The murder of Kennedy prompted many songs. The Beach Boys were writing The Warmth of the Sun that morning and rewrote the lyrics in the afternoon. On a live That Was The Week That Was the next day, Millicent Martin sang, against the backdrop of a sunset, a piece written that afternoon by Herbert Kretzmer called In The Summer of His Years. A tear ran down her cheek when she finished it. But the best of all was written five years later by Dick Holler in the aftermath of Robert Kennedy’s death – Abraham, Martin and John linked four American deaths in one song. The best performance for me was by Andy Williams on his LP Happy Heart. It may be because he was a close friend of Bobby Kennedy.
Best supporting role
Lieutenant Sam Bird was in charge of guarding Kennedy’s body from its arrival at Andrew’s Air Force base to the burial at Arlington. I’d like to have met him; he was thoughtful, observant and clearly a bit of a worrier. Concerned that the honour guard would not be able to cope with the weight of the casket, the night before the funeral he got his six men to rehearse with a replica casket filled with sandbags, marching up and down a flight of stone steps. Still not happy, Bird asked an off-duty sentry to sit on the casket. Even this was not enough for Lieutenant Bird – he then joined the sentry on top. Needless to say, on the day the honour guard carried the casket flawlessly.
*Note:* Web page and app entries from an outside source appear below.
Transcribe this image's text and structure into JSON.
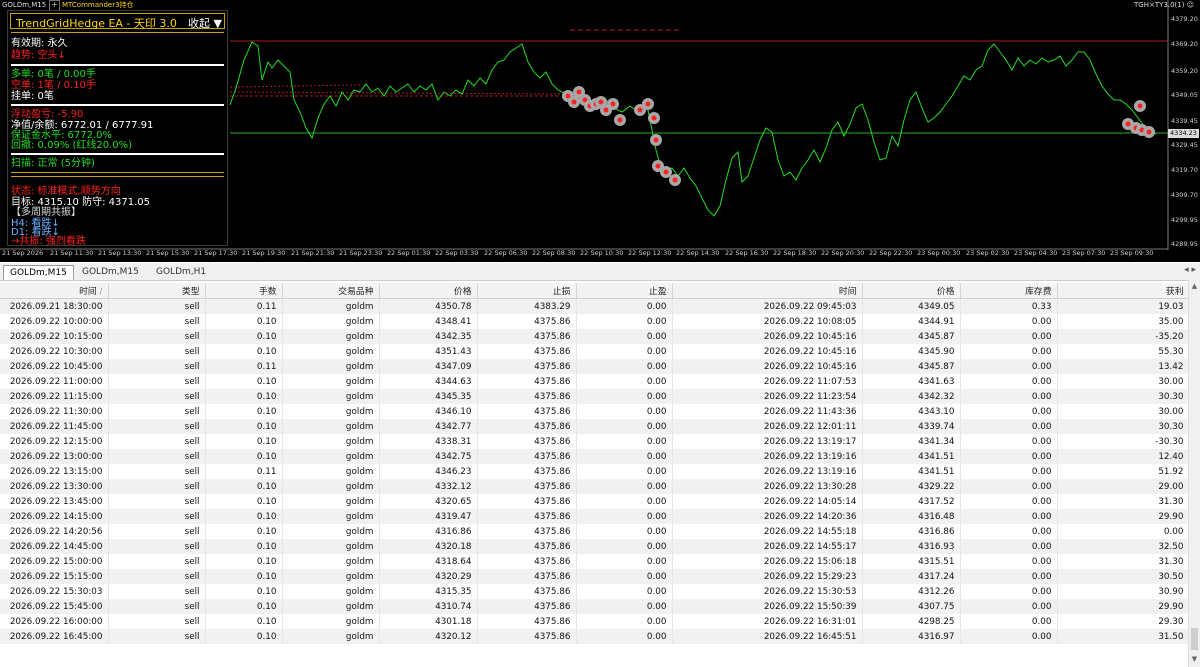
{
  "chart": {
    "symbol_tag": "GOLDm,M15",
    "commander_label": "MTCommander3持仓",
    "indicator_tag": "TGH×TY3.0(1)",
    "price_labels": [
      "4379.20",
      "4369.20",
      "4359.20",
      "4349.05",
      "4339.45",
      "4334.23",
      "4329.45",
      "4319.70",
      "4309.70",
      "4299.95",
      "4289.95"
    ],
    "current_price": "4334.23",
    "time_labels": [
      "21 Sep 2026",
      "21 Sep 11:30",
      "21 Sep 13:30",
      "21 Sep 15:30",
      "21 Sep 17:30",
      "21 Sep 19:30",
      "21 Sep 21:30",
      "21 Sep 23:30",
      "22 Sep 01:30",
      "22 Sep 03:30",
      "22 Sep 06:30",
      "22 Sep 08:30",
      "22 Sep 10:30",
      "22 Sep 12:30",
      "22 Sep 14:30",
      "22 Sep 16:30",
      "22 Sep 18:30",
      "22 Sep 20:30",
      "22 Sep 22:30",
      "23 Sep 00:30",
      "23 Sep 02:30",
      "23 Sep 04:30",
      "23 Sep 07:30",
      "23 Sep 09:30"
    ],
    "colors": {
      "background": "#000000",
      "price_line": "#22dd22",
      "accent": "#ffd700",
      "danger": "#ff2020"
    }
  },
  "ea_panel": {
    "title": "TrendGridHedge EA - 天印 3.0",
    "collapse_label": "收起 ▼",
    "validity": "有效期: 永久",
    "trend": "趋势: 空头↓",
    "long_orders": "多单: 0笔 / 0.00手",
    "short_orders": "空单: 1笔 / 0.10手",
    "pending_orders": "挂单: 0笔",
    "floating_pl": "浮动盈亏: -5.90",
    "equity_balance": "净值/余额: 6772.01 / 6777.91",
    "margin_level": "保证金水平: 6772.0%",
    "drawdown": "回撤: 0.09% (红线20.0%)",
    "scan": "扫描: 正常 (5分钟)",
    "status": "状态: 标准模式,顺势方向",
    "target": "目标: 4315.10  防守: 4371.05",
    "multi_period": "【多周期共振】",
    "h4": "H4: 看跌↓",
    "d1": "D1: 看跌↓",
    "resonance": "→共振: 强烈看跌"
  },
  "tabs": [
    "GOLDm,M15",
    "GOLDm,M15",
    "GOLDm,H1"
  ],
  "table": {
    "columns": [
      "时间",
      "类型",
      "手数",
      "交易品种",
      "价格",
      "止损",
      "止盈",
      "时间",
      "价格",
      "库存费",
      "获利"
    ],
    "sort_indicator": "/",
    "rows": [
      [
        "2026.09.21 18:30:00",
        "sell",
        "0.11",
        "goldm",
        "4350.78",
        "4383.29",
        "0.00",
        "2026.09.22 09:45:03",
        "4349.05",
        "0.33",
        "19.03"
      ],
      [
        "2026.09.22 10:00:00",
        "sell",
        "0.10",
        "goldm",
        "4348.41",
        "4375.86",
        "0.00",
        "2026.09.22 10:08:05",
        "4344.91",
        "0.00",
        "35.00"
      ],
      [
        "2026.09.22 10:15:00",
        "sell",
        "0.10",
        "goldm",
        "4342.35",
        "4375.86",
        "0.00",
        "2026.09.22 10:45:16",
        "4345.87",
        "0.00",
        "-35.20"
      ],
      [
        "2026.09.22 10:30:00",
        "sell",
        "0.10",
        "goldm",
        "4351.43",
        "4375.86",
        "0.00",
        "2026.09.22 10:45:16",
        "4345.90",
        "0.00",
        "55.30"
      ],
      [
        "2026.09.22 10:45:00",
        "sell",
        "0.11",
        "goldm",
        "4347.09",
        "4375.86",
        "0.00",
        "2026.09.22 10:45:16",
        "4345.87",
        "0.00",
        "13.42"
      ],
      [
        "2026.09.22 11:00:00",
        "sell",
        "0.10",
        "goldm",
        "4344.63",
        "4375.86",
        "0.00",
        "2026.09.22 11:07:53",
        "4341.63",
        "0.00",
        "30.00"
      ],
      [
        "2026.09.22 11:15:00",
        "sell",
        "0.10",
        "goldm",
        "4345.35",
        "4375.86",
        "0.00",
        "2026.09.22 11:23:54",
        "4342.32",
        "0.00",
        "30.30"
      ],
      [
        "2026.09.22 11:30:00",
        "sell",
        "0.10",
        "goldm",
        "4346.10",
        "4375.86",
        "0.00",
        "2026.09.22 11:43:36",
        "4343.10",
        "0.00",
        "30.00"
      ],
      [
        "2026.09.22 11:45:00",
        "sell",
        "0.10",
        "goldm",
        "4342.77",
        "4375.86",
        "0.00",
        "2026.09.22 12:01:11",
        "4339.74",
        "0.00",
        "30.30"
      ],
      [
        "2026.09.22 12:15:00",
        "sell",
        "0.10",
        "goldm",
        "4338.31",
        "4375.86",
        "0.00",
        "2026.09.22 13:19:17",
        "4341.34",
        "0.00",
        "-30.30"
      ],
      [
        "2026.09.22 13:00:00",
        "sell",
        "0.10",
        "goldm",
        "4342.75",
        "4375.86",
        "0.00",
        "2026.09.22 13:19:16",
        "4341.51",
        "0.00",
        "12.40"
      ],
      [
        "2026.09.22 13:15:00",
        "sell",
        "0.11",
        "goldm",
        "4346.23",
        "4375.86",
        "0.00",
        "2026.09.22 13:19:16",
        "4341.51",
        "0.00",
        "51.92"
      ],
      [
        "2026.09.22 13:30:00",
        "sell",
        "0.10",
        "goldm",
        "4332.12",
        "4375.86",
        "0.00",
        "2026.09.22 13:30:28",
        "4329.22",
        "0.00",
        "29.00"
      ],
      [
        "2026.09.22 13:45:00",
        "sell",
        "0.10",
        "goldm",
        "4320.65",
        "4375.86",
        "0.00",
        "2026.09.22 14:05:14",
        "4317.52",
        "0.00",
        "31.30"
      ],
      [
        "2026.09.22 14:15:00",
        "sell",
        "0.10",
        "goldm",
        "4319.47",
        "4375.86",
        "0.00",
        "2026.09.22 14:20:36",
        "4316.48",
        "0.00",
        "29.90"
      ],
      [
        "2026.09.22 14:20:56",
        "sell",
        "0.10",
        "goldm",
        "4316.86",
        "4375.86",
        "0.00",
        "2026.09.22 14:55:18",
        "4316.86",
        "0.00",
        "0.00"
      ],
      [
        "2026.09.22 14:45:00",
        "sell",
        "0.10",
        "goldm",
        "4320.18",
        "4375.86",
        "0.00",
        "2026.09.22 14:55:17",
        "4316.93",
        "0.00",
        "32.50"
      ],
      [
        "2026.09.22 15:00:00",
        "sell",
        "0.10",
        "goldm",
        "4318.64",
        "4375.86",
        "0.00",
        "2026.09.22 15:06:18",
        "4315.51",
        "0.00",
        "31.30"
      ],
      [
        "2026.09.22 15:15:00",
        "sell",
        "0.10",
        "goldm",
        "4320.29",
        "4375.86",
        "0.00",
        "2026.09.22 15:29:23",
        "4317.24",
        "0.00",
        "30.50"
      ],
      [
        "2026.09.22 15:30:03",
        "sell",
        "0.10",
        "goldm",
        "4315.35",
        "4375.86",
        "0.00",
        "2026.09.22 15:30:53",
        "4312.26",
        "0.00",
        "30.90"
      ],
      [
        "2026.09.22 15:45:00",
        "sell",
        "0.10",
        "goldm",
        "4310.74",
        "4375.86",
        "0.00",
        "2026.09.22 15:50:39",
        "4307.75",
        "0.00",
        "29.90"
      ],
      [
        "2026.09.22 16:00:00",
        "sell",
        "0.10",
        "goldm",
        "4301.18",
        "4375.86",
        "0.00",
        "2026.09.22 16:31:01",
        "4298.25",
        "0.00",
        "29.30"
      ],
      [
        "2026.09.22 16:45:00",
        "sell",
        "0.10",
        "goldm",
        "4320.12",
        "4375.86",
        "0.00",
        "2026.09.22 16:45:51",
        "4316.97",
        "0.00",
        "31.50"
      ]
    ]
  }
}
Jonathan Mayo is a freelance TV and radio producer. His 2012 documentary Titanic: Minute by Minute won the Grand Award at the New York Festival. His live documentary The JFK Assassination: Minute by Minute was broadcast on BBC Radio 2 on Friday 22 November 2013 from 6 pm, exactly fifty years since the events unfolded, presented by Jeremy Vine and Dermot O’Leary.
The Assassination of JFK: Minute by Minute is published by Short Books.